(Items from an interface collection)
──────

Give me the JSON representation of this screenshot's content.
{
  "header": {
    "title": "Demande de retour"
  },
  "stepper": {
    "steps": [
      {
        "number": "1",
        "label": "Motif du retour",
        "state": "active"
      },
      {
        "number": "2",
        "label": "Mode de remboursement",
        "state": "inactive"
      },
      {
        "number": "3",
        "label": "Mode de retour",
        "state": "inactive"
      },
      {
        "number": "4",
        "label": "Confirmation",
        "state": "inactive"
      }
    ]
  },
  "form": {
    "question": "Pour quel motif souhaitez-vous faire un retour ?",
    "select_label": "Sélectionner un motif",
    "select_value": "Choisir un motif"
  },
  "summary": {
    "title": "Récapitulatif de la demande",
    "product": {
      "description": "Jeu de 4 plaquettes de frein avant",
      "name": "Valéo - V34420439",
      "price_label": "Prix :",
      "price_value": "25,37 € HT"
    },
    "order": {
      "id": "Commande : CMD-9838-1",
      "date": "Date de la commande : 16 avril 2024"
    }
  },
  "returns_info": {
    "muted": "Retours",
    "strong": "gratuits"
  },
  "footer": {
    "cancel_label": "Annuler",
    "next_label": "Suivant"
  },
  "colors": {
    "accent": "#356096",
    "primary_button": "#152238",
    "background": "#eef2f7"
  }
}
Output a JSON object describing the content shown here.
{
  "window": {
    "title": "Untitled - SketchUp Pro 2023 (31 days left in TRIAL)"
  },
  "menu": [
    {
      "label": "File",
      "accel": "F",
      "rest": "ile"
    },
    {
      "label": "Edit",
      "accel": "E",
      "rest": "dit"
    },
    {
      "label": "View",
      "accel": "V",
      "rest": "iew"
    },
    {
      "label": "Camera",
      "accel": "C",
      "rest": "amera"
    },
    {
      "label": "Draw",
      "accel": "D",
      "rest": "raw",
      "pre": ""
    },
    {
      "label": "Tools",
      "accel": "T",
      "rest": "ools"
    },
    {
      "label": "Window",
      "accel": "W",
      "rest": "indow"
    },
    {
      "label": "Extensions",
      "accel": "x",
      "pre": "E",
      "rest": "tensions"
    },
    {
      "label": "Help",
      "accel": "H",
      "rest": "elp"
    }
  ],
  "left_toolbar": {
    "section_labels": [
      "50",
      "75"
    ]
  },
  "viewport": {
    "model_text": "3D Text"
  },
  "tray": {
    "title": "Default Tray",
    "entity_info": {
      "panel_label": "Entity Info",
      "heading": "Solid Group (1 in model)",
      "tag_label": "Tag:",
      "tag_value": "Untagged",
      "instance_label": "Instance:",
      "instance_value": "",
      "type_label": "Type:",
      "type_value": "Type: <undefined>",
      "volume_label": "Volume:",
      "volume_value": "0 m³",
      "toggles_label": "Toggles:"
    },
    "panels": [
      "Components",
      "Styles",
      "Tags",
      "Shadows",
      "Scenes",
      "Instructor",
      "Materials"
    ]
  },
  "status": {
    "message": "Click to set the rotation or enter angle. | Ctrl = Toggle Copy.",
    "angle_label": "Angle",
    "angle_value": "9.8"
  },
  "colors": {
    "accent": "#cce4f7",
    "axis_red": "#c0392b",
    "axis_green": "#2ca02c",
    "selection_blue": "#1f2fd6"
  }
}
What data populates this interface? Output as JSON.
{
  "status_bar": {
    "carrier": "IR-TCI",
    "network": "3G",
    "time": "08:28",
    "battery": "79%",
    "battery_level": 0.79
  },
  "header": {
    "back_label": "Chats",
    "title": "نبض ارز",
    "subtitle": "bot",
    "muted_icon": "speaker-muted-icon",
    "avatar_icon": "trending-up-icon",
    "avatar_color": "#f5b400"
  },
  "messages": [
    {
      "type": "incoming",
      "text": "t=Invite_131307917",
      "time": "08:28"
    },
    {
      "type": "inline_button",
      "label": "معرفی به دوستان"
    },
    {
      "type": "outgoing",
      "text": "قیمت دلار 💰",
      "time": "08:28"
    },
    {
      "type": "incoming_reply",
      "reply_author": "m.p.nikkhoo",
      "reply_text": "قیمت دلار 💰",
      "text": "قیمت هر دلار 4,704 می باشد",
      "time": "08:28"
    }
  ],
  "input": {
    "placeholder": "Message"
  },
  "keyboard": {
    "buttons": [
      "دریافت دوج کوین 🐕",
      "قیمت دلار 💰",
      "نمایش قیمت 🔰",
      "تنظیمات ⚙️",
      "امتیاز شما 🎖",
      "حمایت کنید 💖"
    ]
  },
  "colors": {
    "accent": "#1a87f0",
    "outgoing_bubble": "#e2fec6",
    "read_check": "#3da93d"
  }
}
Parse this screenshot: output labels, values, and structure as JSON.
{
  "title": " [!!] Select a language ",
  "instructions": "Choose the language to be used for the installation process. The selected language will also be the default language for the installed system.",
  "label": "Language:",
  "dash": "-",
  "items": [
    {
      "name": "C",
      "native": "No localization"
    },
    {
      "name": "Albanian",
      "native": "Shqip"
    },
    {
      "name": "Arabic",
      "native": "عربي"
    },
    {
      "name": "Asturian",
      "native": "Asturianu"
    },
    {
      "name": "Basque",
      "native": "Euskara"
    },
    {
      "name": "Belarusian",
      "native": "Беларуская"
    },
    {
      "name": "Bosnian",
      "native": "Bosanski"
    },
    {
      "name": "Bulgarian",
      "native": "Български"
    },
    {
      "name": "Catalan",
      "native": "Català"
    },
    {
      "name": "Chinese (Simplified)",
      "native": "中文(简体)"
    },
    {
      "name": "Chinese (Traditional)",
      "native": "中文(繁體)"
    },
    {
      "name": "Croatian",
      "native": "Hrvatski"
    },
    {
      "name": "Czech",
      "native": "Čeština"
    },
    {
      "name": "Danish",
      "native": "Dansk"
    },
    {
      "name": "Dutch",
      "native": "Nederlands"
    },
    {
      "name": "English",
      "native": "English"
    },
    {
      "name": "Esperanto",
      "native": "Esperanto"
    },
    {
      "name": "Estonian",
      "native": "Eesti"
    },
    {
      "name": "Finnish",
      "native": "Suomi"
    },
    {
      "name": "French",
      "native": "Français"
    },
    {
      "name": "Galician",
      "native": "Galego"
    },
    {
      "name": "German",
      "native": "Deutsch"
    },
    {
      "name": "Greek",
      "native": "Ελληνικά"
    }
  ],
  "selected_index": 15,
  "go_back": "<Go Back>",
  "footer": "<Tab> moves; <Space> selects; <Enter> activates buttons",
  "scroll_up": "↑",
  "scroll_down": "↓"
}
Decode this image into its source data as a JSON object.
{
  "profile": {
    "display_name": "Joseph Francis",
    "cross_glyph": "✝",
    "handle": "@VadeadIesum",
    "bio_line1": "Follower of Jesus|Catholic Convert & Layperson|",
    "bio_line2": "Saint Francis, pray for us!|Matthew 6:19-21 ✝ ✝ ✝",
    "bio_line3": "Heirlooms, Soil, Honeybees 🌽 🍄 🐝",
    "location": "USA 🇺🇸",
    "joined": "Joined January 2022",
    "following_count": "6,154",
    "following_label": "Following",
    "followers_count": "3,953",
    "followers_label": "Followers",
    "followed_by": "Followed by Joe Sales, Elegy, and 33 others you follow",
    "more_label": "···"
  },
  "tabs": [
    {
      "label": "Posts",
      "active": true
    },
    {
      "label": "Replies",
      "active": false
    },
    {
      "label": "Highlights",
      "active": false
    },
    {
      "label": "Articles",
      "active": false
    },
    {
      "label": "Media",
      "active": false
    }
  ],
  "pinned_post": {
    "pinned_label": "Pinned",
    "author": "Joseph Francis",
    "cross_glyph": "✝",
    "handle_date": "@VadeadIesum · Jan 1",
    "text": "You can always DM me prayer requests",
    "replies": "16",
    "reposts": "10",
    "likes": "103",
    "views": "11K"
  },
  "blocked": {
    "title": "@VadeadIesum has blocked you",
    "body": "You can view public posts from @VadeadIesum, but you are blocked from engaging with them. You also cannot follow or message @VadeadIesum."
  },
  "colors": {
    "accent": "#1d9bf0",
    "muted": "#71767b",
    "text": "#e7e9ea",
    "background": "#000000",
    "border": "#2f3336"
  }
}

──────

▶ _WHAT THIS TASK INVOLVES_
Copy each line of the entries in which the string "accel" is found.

▶ _OUTPUT OF THE TASK_
      "accel": "F",
      "accel": "E",
      "accel": "V",
      "accel": "C",
      "accel": "D",
      "accel": "T",
      "accel": "W",
      "accel": "x",
      "accel": "H",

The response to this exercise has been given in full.